Current guidelines state that train passengers are eligible to claim for compensation if their train is delayed by 30 minutes or more, but not many of us do. In fact, recent research has suggested that up to 80% of rail passengers fail to lodge a compensation claim for delayed trains.
All that could be about to change though, as new rules from the Department for Transport mean any passenger whose train is delayed by 15 minutes or more will be able to make a claim for compensation.
The new ‘Delay Repay 15’ rules are set to be launched in the next few months, following an initial consultation period, with Govia Thameslink Railway (GTR) (who operate Thameslink, Great Northern, Southern and the Gatwick Express) being the first service provider to take part before it is rolled out nationally.
Train delay compensation amounts – Delay Repay 15
Under the Delay Repay 15 scheme, the compensation payout thresholds will be as follows:
- Delays of 15 to 29 minutes – 25% of the single fare
- Delays of 30 to 59 minutes – 50% of the single fare
- Delays of 60 minutes to 119 minutes – 100% of the single fare
- Delays of two hours or more – 100% of the total ticket cost (including if it is a return)
Speaking about the new compensation scheme, Transport Secretary Chris Grayling said: “We recognise that, above all else, passengers want a reliable train service, but when things do go wrong it is vital that they are compensated fairly.
“Delay Repay 15 is a major improvement for passengers and we are working with train companies to make it as easy as possible for passengers to claim their rightful compensation.
“Together with the Consumer Rights Act, this policy shows we are putting passengers first and making sure they receive due compensation for poor service.”
Anthony Smith, chief executive of the independent watchdog Transport Focus, said: “Passengers will be pleased to see compensation for delays of 15 minutes, this will go a long way to help build back passenger trust.
“Train companies need to do more to alert passengers to compensation.
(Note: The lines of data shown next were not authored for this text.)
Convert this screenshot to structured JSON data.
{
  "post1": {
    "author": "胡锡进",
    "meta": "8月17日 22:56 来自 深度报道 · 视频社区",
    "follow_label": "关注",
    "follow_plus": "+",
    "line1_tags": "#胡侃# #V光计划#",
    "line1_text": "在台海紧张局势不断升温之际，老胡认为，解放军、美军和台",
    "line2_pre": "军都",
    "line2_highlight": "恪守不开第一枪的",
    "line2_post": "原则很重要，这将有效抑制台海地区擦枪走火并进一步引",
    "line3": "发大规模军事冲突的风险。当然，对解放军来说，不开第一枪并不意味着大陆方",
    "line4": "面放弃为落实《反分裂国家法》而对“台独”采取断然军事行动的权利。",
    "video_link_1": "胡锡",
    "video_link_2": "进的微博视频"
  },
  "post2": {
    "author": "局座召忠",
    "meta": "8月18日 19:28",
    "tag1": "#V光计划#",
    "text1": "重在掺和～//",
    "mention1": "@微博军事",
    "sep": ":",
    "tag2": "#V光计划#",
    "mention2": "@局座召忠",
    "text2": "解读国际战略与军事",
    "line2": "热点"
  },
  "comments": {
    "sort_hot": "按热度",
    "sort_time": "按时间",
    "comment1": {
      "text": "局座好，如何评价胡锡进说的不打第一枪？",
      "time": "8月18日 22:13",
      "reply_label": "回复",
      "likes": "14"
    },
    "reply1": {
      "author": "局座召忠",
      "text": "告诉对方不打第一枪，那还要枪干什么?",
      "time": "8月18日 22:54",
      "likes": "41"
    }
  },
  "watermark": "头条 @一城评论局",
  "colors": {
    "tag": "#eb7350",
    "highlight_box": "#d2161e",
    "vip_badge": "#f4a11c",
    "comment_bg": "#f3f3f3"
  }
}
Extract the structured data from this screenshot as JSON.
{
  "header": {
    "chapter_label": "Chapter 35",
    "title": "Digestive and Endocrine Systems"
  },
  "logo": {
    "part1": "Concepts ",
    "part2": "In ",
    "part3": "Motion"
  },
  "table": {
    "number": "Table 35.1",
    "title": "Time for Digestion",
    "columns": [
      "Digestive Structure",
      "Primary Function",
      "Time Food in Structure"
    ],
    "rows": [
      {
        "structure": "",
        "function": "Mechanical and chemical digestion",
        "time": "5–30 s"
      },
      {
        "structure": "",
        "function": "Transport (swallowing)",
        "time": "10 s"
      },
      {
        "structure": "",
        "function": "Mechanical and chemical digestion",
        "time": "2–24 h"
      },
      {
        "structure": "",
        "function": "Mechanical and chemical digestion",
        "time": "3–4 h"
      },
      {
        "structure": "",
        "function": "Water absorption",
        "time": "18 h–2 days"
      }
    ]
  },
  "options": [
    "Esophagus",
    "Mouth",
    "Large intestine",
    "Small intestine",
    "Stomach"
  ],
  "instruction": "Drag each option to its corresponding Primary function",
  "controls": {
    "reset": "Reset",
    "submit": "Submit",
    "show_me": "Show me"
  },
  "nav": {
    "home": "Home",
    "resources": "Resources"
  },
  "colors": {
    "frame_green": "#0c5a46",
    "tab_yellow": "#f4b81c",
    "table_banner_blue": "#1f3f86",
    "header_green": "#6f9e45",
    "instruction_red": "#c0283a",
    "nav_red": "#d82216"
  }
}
Passengers expect the process to become smarter and automatic, taking the onus off them to have to claim in the first place – automatic Delay Repay is the way forward.”
What are the current rules about train delay compensation?
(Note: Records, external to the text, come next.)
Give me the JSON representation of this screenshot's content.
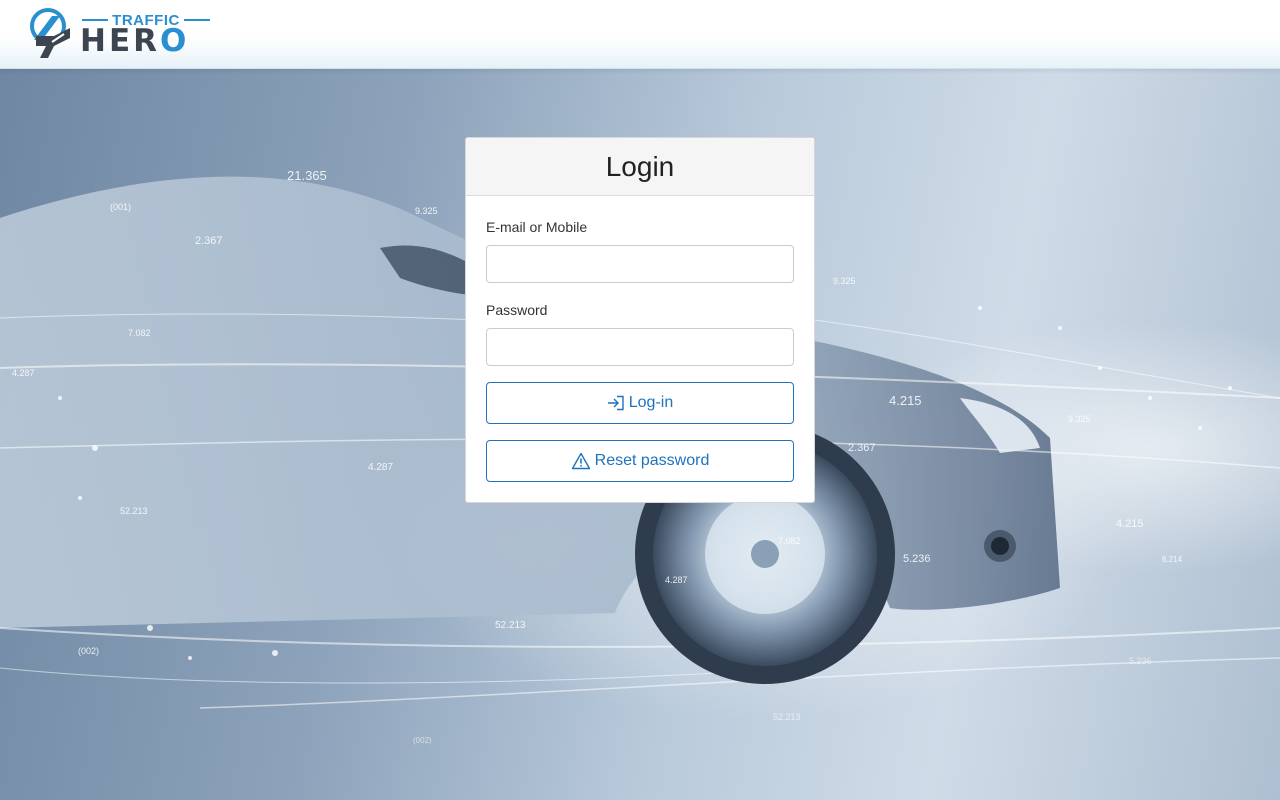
{
  "brand": {
    "top": "TRAFFIC",
    "main_prefix": "HER",
    "main_o": "O"
  },
  "login": {
    "title": "Login",
    "email_label": "E-mail or Mobile",
    "email_value": "",
    "email_placeholder": "",
    "password_label": "Password",
    "password_value": "",
    "password_placeholder": "",
    "login_button": "Log-in",
    "reset_button": "Reset password"
  },
  "background": {
    "numbers": [
      "21.365",
      "(001)",
      "9.325",
      "2.367",
      "7.082",
      "4.287",
      "4.287",
      "52.213",
      "9.325",
      "4.215",
      "2.367",
      "9.325",
      "4.215",
      "5.236",
      "7.082",
      "4.287",
      "52.213",
      "(002)",
      "52.213",
      "(002)",
      "5.236",
      "6.214"
    ]
  },
  "colors": {
    "accent": "#1e73be",
    "brand_blue": "#2a8fd0",
    "brand_dark": "#3d4650"
  },
  "icons": {
    "login": "sign-in-icon",
    "reset": "warning-triangle-icon"
  }
}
While we wait for the Delay Repay 15 scheme to come into effect, compensation is still available for anyone whose train is delayed by 30 minute or more.
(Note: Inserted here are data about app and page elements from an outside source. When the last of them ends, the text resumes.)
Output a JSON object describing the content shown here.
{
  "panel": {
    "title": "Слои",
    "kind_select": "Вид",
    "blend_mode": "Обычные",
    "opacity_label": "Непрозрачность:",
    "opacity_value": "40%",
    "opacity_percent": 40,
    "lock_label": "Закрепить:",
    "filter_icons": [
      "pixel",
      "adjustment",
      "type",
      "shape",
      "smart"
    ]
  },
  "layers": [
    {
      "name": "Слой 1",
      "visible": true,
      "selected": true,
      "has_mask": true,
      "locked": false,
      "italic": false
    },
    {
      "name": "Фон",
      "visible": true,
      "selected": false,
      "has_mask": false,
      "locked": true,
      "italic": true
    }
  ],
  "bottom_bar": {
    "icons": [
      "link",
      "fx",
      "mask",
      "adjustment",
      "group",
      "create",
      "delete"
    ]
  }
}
Below is a list of rail services that currently offer Delay Repay compensation – regardless of the reason why the train was delayed:
- Abellio Greater Anglia
- CrossCountry Trains
- East Midlands Trains
- Great Northern
- Transpennine Express
- Virgin East Coast
- Virgin Trains
See the below table for the compensation amounts currently available under the Delay Repay scheme:
|30-59 mins||50% of single fare back|
|60-119 mins||100% of single fare back|
|120+ mins||100% of single or return fare back|
|Proportionate: 1/20th of weekly ticket, 1/80th of monthly ticket, or 1/928th of annual ticket|
|Proportionate: 1/10th of weekly ticket, 1/40th of monthly ticket, or 1/464th of annual ticket|
How to make a train delay compensation claim…
The process of submitting a Delay Repay claim is surprisingly simple, just follow these five quick and easy steps to get on your way:
- Look up the train company running the service’s website and find out exactly how much compensation you can claim
- Fill in the claim form – you should be able to get this from the website, but if not you can call them and request they post one out to you
- Make sure you keep hold of your tickets as these will need to be sent/scanned to the train company
- Apply within the time limit, typically 28 days (but check – it might be less)